WHAT THE EXERCISE ASKS: Looking at the entries, say how many lines contain the string "date". Offer nothing besides the number.

[[ RECORDS FOR THE TASK open ]]

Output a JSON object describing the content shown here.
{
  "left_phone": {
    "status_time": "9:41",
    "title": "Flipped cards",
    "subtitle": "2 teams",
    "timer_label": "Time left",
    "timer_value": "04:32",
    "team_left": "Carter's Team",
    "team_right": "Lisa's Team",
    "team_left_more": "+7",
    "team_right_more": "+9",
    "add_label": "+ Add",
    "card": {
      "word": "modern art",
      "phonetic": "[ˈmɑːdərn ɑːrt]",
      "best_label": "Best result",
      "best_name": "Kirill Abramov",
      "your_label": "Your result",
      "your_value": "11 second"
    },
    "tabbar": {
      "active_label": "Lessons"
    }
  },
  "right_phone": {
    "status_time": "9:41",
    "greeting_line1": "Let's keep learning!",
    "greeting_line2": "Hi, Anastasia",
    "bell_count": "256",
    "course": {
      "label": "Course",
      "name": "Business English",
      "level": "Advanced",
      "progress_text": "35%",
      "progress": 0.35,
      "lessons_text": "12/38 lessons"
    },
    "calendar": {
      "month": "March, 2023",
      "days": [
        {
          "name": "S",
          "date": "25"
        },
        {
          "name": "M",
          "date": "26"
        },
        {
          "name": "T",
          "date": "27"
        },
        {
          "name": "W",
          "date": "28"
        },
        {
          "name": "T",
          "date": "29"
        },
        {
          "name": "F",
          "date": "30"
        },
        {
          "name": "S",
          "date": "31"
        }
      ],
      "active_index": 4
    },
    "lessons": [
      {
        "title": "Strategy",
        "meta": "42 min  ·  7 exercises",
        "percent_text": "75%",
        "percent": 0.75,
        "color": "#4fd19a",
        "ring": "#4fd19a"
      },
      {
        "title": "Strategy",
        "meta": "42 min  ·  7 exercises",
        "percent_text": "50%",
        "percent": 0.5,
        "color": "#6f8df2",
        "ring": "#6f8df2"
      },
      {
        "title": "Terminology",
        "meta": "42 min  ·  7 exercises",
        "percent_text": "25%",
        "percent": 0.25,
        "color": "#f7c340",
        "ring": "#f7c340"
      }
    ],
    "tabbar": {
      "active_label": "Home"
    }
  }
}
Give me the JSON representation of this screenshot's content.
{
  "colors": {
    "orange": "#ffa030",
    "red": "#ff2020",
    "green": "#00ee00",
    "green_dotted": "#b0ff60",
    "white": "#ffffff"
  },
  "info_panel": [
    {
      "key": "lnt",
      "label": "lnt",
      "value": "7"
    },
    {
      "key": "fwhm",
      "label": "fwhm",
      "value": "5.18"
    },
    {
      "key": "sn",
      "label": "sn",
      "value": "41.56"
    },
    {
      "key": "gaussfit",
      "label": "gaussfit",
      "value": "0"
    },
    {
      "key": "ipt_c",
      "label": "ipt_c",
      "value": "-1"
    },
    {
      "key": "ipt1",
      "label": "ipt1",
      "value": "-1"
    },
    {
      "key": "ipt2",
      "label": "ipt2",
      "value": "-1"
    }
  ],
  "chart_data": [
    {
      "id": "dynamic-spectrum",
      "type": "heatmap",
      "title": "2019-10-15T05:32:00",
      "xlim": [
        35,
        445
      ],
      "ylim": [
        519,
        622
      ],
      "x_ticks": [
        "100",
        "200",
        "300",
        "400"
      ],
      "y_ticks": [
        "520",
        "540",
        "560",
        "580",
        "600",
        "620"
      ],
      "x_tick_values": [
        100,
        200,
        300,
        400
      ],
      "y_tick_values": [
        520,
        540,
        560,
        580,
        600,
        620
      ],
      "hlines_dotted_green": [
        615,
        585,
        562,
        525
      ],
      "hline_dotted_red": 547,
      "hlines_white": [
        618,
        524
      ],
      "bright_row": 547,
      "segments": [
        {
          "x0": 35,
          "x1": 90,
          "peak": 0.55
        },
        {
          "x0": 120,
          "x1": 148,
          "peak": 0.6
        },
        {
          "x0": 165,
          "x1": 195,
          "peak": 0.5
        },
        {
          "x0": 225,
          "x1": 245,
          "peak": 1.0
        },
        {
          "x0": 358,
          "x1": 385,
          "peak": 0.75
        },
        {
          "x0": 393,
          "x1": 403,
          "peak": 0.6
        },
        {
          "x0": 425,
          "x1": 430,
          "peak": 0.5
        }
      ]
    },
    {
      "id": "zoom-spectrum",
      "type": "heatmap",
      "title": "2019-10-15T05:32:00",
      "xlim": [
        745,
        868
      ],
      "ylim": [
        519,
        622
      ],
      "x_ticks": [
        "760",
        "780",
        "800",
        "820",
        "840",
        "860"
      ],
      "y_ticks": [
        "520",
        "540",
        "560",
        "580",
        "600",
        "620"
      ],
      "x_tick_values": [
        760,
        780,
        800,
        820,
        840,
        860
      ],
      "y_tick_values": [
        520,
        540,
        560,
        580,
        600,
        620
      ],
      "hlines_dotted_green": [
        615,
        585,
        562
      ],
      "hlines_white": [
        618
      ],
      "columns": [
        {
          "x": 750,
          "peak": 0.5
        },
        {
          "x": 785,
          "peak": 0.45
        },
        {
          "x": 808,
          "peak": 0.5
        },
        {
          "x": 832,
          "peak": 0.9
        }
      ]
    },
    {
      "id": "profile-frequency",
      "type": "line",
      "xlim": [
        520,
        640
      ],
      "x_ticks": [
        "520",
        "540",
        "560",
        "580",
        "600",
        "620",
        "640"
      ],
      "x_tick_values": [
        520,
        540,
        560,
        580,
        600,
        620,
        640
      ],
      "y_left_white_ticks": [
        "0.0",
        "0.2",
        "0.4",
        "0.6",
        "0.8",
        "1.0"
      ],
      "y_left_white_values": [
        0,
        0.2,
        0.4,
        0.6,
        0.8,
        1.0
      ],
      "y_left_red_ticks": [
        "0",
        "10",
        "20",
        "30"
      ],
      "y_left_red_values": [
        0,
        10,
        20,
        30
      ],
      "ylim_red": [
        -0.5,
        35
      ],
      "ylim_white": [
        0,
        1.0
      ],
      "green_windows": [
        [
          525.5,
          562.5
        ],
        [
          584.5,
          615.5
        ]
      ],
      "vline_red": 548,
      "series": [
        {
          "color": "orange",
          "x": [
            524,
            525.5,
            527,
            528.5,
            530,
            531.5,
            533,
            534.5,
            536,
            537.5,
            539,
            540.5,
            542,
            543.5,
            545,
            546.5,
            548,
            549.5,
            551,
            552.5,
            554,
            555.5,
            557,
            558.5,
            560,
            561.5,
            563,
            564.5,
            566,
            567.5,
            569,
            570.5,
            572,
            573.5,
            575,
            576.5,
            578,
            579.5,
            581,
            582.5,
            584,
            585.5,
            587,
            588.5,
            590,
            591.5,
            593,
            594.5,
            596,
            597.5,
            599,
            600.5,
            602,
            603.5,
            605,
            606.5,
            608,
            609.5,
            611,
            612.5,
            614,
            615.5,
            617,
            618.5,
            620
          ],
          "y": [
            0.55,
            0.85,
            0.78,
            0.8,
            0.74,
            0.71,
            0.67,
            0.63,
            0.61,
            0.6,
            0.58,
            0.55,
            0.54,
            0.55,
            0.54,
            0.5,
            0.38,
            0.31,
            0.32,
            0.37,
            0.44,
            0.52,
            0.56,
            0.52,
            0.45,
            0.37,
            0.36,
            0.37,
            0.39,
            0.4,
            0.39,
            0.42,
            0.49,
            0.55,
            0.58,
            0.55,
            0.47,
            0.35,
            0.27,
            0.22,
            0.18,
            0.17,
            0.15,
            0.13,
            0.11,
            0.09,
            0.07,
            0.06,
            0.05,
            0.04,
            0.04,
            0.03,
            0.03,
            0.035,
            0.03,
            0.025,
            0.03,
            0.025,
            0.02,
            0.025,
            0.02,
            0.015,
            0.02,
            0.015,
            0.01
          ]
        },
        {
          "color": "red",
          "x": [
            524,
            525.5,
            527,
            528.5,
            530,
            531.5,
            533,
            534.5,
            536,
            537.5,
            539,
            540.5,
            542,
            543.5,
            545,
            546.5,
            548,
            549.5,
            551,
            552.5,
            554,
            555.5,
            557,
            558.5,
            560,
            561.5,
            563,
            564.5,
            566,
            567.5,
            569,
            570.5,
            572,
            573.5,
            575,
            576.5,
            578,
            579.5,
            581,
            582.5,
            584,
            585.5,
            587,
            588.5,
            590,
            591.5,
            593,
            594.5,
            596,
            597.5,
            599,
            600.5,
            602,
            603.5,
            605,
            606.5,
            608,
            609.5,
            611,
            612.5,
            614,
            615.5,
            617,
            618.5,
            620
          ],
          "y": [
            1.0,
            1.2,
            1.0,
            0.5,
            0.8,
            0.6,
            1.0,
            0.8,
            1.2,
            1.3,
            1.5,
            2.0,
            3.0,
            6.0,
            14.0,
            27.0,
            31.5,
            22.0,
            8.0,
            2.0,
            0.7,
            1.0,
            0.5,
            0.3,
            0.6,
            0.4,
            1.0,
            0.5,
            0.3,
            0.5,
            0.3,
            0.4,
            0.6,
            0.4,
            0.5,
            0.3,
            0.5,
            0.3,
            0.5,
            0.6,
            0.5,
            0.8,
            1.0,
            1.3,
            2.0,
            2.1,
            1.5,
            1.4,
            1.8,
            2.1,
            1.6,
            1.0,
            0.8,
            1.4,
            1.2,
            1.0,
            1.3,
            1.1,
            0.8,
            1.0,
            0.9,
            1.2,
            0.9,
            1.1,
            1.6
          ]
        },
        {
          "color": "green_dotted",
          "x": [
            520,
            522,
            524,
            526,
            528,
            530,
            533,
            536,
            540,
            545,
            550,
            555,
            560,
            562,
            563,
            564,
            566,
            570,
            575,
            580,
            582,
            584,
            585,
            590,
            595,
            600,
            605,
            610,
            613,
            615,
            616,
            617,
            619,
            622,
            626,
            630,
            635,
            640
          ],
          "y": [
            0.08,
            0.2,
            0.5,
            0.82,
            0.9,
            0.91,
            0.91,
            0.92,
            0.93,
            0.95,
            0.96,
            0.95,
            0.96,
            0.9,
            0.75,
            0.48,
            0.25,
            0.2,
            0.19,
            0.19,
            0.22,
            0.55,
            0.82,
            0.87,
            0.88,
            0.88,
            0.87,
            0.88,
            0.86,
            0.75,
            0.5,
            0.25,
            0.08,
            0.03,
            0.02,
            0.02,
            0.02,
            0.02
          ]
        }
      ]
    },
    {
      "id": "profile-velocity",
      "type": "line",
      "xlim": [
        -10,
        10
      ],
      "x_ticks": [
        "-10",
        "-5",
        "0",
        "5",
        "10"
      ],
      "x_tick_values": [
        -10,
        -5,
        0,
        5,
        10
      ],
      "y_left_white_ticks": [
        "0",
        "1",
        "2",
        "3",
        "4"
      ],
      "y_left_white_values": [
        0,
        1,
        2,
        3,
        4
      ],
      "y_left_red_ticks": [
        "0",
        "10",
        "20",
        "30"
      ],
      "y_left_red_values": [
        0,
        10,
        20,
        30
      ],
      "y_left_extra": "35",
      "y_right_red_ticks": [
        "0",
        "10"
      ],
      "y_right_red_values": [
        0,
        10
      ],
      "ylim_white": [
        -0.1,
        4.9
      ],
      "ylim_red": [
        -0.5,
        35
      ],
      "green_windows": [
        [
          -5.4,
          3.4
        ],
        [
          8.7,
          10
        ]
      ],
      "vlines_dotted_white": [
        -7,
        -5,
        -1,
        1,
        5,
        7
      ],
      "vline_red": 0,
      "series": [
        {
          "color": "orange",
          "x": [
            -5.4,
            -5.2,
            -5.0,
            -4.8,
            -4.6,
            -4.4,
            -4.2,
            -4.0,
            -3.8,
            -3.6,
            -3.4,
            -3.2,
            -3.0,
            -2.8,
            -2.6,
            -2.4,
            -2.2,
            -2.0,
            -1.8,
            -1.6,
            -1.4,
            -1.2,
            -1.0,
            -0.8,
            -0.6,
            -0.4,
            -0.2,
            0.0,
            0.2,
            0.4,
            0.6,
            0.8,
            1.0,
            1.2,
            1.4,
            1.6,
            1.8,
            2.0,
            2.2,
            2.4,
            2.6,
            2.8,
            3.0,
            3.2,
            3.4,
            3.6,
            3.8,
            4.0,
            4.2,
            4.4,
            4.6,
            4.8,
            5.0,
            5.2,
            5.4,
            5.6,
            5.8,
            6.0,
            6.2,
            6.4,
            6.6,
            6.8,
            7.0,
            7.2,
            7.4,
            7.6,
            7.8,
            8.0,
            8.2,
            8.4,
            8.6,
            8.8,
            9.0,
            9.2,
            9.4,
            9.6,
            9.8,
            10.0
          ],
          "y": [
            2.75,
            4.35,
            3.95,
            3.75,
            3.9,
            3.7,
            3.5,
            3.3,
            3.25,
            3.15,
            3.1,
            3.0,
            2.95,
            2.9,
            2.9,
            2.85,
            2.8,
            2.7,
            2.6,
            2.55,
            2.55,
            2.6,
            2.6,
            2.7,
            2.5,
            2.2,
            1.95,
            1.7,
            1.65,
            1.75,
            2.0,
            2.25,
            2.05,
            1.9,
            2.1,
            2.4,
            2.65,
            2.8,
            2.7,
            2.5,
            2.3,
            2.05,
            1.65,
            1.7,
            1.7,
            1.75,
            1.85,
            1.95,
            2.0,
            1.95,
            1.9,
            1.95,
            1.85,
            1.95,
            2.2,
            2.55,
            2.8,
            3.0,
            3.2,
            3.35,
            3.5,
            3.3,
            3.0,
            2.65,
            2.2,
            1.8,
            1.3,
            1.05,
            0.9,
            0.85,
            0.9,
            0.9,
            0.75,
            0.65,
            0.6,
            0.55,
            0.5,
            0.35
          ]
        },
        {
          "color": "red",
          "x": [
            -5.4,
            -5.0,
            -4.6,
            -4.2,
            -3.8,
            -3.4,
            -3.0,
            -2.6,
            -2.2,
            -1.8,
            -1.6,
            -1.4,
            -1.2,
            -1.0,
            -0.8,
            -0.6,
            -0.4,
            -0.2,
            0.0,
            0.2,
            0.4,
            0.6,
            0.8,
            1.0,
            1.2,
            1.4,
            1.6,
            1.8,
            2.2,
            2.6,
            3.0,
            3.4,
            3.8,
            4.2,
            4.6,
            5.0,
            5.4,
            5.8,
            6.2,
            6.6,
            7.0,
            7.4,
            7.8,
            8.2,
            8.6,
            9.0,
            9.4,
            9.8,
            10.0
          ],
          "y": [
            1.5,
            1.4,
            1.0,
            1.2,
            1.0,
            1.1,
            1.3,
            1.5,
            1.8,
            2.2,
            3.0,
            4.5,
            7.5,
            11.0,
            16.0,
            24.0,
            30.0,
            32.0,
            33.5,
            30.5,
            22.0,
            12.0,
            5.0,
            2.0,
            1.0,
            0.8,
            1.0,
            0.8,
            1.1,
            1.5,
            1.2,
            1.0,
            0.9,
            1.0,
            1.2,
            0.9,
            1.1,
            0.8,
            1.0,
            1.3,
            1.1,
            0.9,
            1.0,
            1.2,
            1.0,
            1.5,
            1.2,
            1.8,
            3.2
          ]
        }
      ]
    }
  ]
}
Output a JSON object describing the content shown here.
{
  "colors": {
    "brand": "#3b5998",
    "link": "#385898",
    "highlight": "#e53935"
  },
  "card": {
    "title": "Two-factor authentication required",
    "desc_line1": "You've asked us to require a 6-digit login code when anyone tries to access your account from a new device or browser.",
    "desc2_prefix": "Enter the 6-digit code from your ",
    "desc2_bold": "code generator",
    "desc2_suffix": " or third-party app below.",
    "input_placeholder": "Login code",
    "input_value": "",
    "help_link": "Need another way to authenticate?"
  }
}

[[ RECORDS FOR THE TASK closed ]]

RESPONSE FOR THIS EXERCISE: 7